Beyond that, cloud-based methods of data storage and exchange are key to scaling supply chain operations.
2. Internet of Things
In supply chain environments, IoT helps to remotely identify equipment malfunctions and provide decision makers with granular data about the status of equipment and its surroundings. For example, by installing IoT sensors on freight vehicles, companies can assess the need for immediate maintenance. What's more, the same sensors can provide information about the vehicle's location, which can help identify alternative routes.
3. Artificial Intelligence
Artificial intelligence enables supply chain organizations to streamline planning and minimize disruptions caused by unpredictable events. In general, demand forecasting is probably one of the most important use cases for AI in the supply chain.
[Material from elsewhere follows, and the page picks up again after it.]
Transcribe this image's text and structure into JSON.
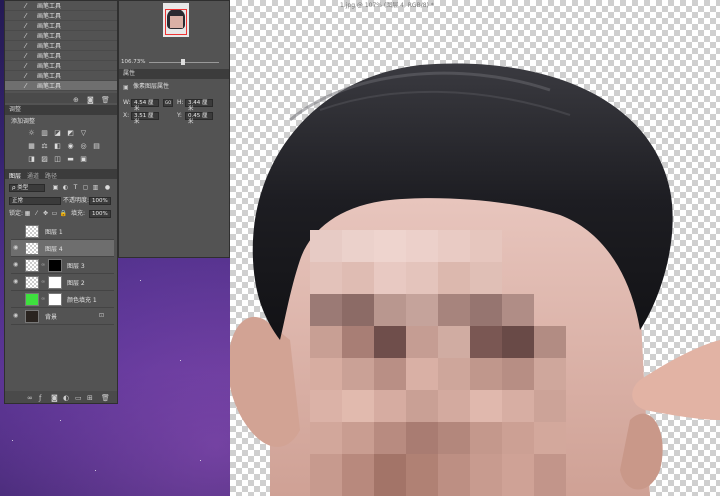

AI can automatically process data from all network participants, store it in a unified data repository, and help make evidence-based resource planning decisions.
Additionally, when used in conjunction with IoT, AI can deliver even more value. AI can automatically analyze data streams from IoT sensors and suggest maintenance activities or route and inventory optimization decisions.
Smart supply chains are the perfect place for blockchain to shine. For starters, blockchain provides an unchanging ledger for supply chain networks, which ensures that data is reliable and cannot be tampered with. This allows companies to be confident in their decision-making and AI model output.
Second, with programmable electronic protocols, often called smart contracts, companies can automate the execution of contracts. The implementation of this technology allows for faster contract completion, minimizes the risk of human error, and eliminates intermediary costs. Essentially, with the implementation of smart contracts, the blockchain becomes not only a powerful record-keeping system, but also an automated trading platform.
5. Supply Chain Control Tower
Simplifying access to information is another important element of a truly smart and resilient supply chain. One way to accomplish this is to use supply chain control towers, a term originally coined by Gartner. Rather than sharing data linearly between parties, supply chain network participants send all relevant data to a unified data repository where it can be accessed by relevant partners.
6. Holistic Transformation Approach
Typically, the best approach to a digital transformation program is incremental, which means implementing emerging technologies gradually and aiming for quick results. But when it comes to supply chain operations, in order to achieve true intelligence and autonomy, companies should take a holistic approach to integrating technology because AI, blockchain, and IoT are so interconnected and complement each other in many different ways.
Implementing all of the key technologies can bring supply chains closer to self-sufficiency, efficiency and increasing automation, while even ignoring any of these tools can make smart supply chains slightly less efficient.